A Brief History of Fencing

       Fencing, both for fun and as military training has been recorded in history as far back as the high Egyptian civilizations. Moving forward throughout both recorded and unrecorded history, fencing as an elite sport comes to the fore in the hands of the 13th Century Europeans.  It is from these written works that we can trace the modern fencing we see at the Olympics.

     13th Century Europe was a place of armed and armored men-at-arms. Because of the influence of movies and television, we have a view of these warriors as barbarians, aimlessly hacking their way through opposing troops, however a monastic fighting treatise written and illustrated in Germany around 1230 reveals a much more interesting and complex history.

     This manuscript, known only as I.33, shows a monk and his partner engaged in various attacks and defenses with buckler (a small shield) and sword, with notes detailing the uses in combat of each move. This is the first recorded evidence of a long history of high skill on the part of the Medieval knight.

     The reason there is no record previous to I.33 is simple; books were rare and hand-copied, and even if they existed most of the target audience didn't know how to read. It was with the introduction of the printing press and the spread of literacy that more manuals made their way into the hands of soldiers and civilians alike.

    For example, the venerable fight master Johannes Liechtenauer published his treatise on fighting with long sword, sword and buckler, sword and dagger, and grappling in the 1380's. This famous book was to influence other fighting manuals for the next 2 centuries.


As time passed, the firearm came into use. Armor became obsolete, and with it the use of the weapons designed to defeat it, including the long sword, pole axe, and other heavy hand weapons. Swords with small, thin blades began to appear, as did manuals on their use, although there was some reluctance to accept these weapons among the fight masters of the early 16th Century. This inertia didn't last, and in 1553, Camillo Agrippa wrote his manual to particularly emphasize rapier usage; not just for soldiers but for civilians as well. Schools like Master Agrippa's started to grow, and so began the era of rapier duelling we know so well from Shakespeare's plays.

     Much of modern fencing technique began with a manual written by the Italian Master Ridolfo Capo Ferro in 1610, considered by many as the father of modern fencing. The Gran Simulacro codified both fighting technique and process, and the rules for civilian duelling. With the development of safety equipment during this period, competitions began to be staged; first among students and later between the major fencing schools.

     Until the end of the 18th Century, the rapier maintained its dominance as the preferred weapon for free men until the wearing of weapons and duelling in public was outlawed as a means of stopping large numbers of aristocratic young men from inconveniently killing each other.

     Fencing for sport, (fueled by the many fencing schools in Europe), maintained its popularity and traditions in Europe from the 17th through 19th Centuries. The German, Italian, and French rules for fencing, developed over two and a half centuries of tradition, were brought to the same table with those of Great Britain, Belgium, Bohemia, Holland, Hungary, and Norway at a special meeting on November 29th, 1913.

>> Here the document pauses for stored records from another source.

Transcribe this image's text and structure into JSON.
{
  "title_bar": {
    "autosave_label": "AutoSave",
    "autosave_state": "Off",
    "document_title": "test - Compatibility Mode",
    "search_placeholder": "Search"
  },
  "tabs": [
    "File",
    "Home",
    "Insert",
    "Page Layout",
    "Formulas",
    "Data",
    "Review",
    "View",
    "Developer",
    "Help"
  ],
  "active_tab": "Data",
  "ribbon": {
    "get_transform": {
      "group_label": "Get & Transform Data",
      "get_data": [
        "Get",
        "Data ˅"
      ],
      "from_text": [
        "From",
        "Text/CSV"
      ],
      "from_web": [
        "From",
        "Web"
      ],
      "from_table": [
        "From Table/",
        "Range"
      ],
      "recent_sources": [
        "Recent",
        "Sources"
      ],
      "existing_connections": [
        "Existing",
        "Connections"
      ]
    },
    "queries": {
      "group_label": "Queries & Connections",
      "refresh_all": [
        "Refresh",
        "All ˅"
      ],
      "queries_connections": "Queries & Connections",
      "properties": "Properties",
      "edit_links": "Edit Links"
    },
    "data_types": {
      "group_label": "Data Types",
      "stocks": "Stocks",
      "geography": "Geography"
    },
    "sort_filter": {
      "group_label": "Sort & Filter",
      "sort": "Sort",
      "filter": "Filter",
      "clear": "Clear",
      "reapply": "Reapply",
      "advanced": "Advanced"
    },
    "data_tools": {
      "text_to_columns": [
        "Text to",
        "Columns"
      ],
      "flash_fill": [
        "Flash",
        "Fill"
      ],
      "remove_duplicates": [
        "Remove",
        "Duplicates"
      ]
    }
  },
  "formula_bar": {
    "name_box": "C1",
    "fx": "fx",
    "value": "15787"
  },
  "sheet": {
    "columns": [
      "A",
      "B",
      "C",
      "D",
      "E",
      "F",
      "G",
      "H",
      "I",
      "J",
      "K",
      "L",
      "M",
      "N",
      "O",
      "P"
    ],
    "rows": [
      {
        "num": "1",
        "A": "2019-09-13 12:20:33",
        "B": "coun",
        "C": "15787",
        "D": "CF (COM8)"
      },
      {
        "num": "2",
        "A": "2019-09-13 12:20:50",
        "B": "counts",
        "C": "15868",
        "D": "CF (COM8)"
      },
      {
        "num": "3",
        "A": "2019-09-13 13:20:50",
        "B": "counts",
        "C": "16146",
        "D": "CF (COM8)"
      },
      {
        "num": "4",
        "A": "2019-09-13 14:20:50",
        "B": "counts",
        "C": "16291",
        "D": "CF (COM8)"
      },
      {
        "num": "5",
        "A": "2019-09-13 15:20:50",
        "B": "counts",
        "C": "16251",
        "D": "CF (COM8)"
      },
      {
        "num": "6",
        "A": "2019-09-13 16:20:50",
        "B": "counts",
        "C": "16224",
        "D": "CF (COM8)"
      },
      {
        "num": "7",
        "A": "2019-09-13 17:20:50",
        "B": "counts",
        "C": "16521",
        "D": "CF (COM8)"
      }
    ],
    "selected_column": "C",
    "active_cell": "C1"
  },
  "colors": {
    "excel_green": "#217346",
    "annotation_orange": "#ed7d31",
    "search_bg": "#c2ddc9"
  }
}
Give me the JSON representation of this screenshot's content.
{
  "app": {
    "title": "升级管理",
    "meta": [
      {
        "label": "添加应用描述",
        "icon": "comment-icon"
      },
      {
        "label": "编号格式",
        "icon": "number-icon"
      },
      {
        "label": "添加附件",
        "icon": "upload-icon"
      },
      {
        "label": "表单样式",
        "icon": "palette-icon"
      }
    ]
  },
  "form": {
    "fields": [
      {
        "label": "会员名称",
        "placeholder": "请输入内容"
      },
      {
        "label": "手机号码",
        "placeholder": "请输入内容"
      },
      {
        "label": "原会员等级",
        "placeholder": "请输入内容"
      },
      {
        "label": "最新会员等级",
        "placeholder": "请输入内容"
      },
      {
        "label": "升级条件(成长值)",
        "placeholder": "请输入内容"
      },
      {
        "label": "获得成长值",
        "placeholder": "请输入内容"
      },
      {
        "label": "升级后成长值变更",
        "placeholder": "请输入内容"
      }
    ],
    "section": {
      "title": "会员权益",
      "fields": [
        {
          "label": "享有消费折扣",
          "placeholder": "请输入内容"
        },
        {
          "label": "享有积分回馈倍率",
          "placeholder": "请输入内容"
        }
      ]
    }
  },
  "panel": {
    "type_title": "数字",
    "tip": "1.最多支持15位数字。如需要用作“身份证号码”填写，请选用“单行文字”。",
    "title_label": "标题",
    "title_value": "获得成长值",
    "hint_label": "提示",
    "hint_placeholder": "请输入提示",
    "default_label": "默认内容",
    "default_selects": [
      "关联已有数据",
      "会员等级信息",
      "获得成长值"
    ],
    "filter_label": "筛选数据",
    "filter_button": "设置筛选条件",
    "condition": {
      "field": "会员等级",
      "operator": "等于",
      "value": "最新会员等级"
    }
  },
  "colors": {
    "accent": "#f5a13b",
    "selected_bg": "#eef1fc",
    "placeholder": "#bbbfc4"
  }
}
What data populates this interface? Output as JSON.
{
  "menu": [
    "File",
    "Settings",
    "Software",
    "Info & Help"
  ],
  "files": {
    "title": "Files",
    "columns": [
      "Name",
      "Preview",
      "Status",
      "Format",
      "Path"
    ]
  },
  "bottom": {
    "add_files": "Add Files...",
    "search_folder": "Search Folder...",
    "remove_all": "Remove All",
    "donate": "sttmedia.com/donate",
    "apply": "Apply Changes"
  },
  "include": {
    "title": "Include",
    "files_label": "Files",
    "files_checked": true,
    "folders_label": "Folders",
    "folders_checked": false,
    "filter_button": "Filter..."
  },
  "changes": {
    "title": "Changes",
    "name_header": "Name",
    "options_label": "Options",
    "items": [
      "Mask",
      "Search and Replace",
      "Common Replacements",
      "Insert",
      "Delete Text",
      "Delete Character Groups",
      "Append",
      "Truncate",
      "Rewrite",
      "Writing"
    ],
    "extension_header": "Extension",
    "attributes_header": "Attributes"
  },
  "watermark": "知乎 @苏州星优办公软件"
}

    This meeting resulted in the formation of the Federation Internationale d'Escrime, (or FIE) as the governing body for the sport of fencing throughout the world. The institution established standard rules to govern participants from all countries and traditions for fencing including the field of play (the fencing strip), quality of equipment (manufacture of weapons and masks), and the structure and function of bouts, tournaments, and other competitions. The FIE also is charged with adapting the rules to account for improvements in technology, including electronic scoring and transparent, lighted masks. Because of this organization and the enthusiasm of fencers worldwide, fencing was included in the first modern Olympic Games and continues to this day.